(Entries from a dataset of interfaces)
******

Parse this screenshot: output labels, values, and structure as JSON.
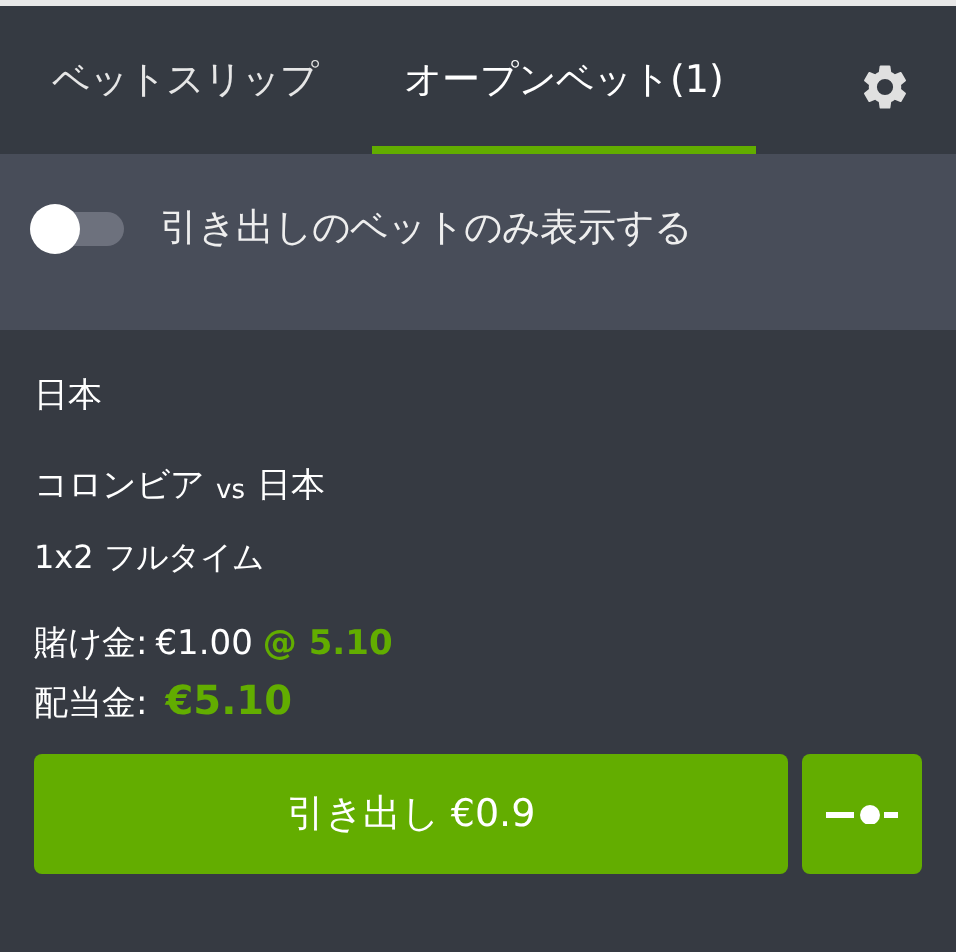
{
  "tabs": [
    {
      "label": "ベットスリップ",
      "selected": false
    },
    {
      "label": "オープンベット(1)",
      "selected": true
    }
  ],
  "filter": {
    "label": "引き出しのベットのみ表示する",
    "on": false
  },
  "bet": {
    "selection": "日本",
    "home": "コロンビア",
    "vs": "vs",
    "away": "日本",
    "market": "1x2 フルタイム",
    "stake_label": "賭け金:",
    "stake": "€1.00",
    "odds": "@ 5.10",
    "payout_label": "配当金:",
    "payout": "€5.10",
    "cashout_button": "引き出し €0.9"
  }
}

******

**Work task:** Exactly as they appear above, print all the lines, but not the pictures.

**Exercise solution:**
Parse this screenshot: output labels, values, and structure as JSON.
{
  "tabs": [
    {
      "label": "ベットスリップ",
      "selected": false
    },
    {
      "label": "オープンベット(1)",
      "selected": true
    }
  ],
  "filter": {
    "label": "引き出しのベットのみ表示する",
    "on": false
  },
  "bet": {
    "selection": "日本",
    "home": "コロンビア",
    "vs": "vs",
    "away": "日本",
    "market": "1x2 フルタイム",
    "stake_label": "賭け金:",
    "stake": "€1.00",
    "odds": "@ 5.10",
    "payout_label": "配当金:",
    "payout": "€5.10",
    "cashout_button": "引き出し €0.9"
  }
}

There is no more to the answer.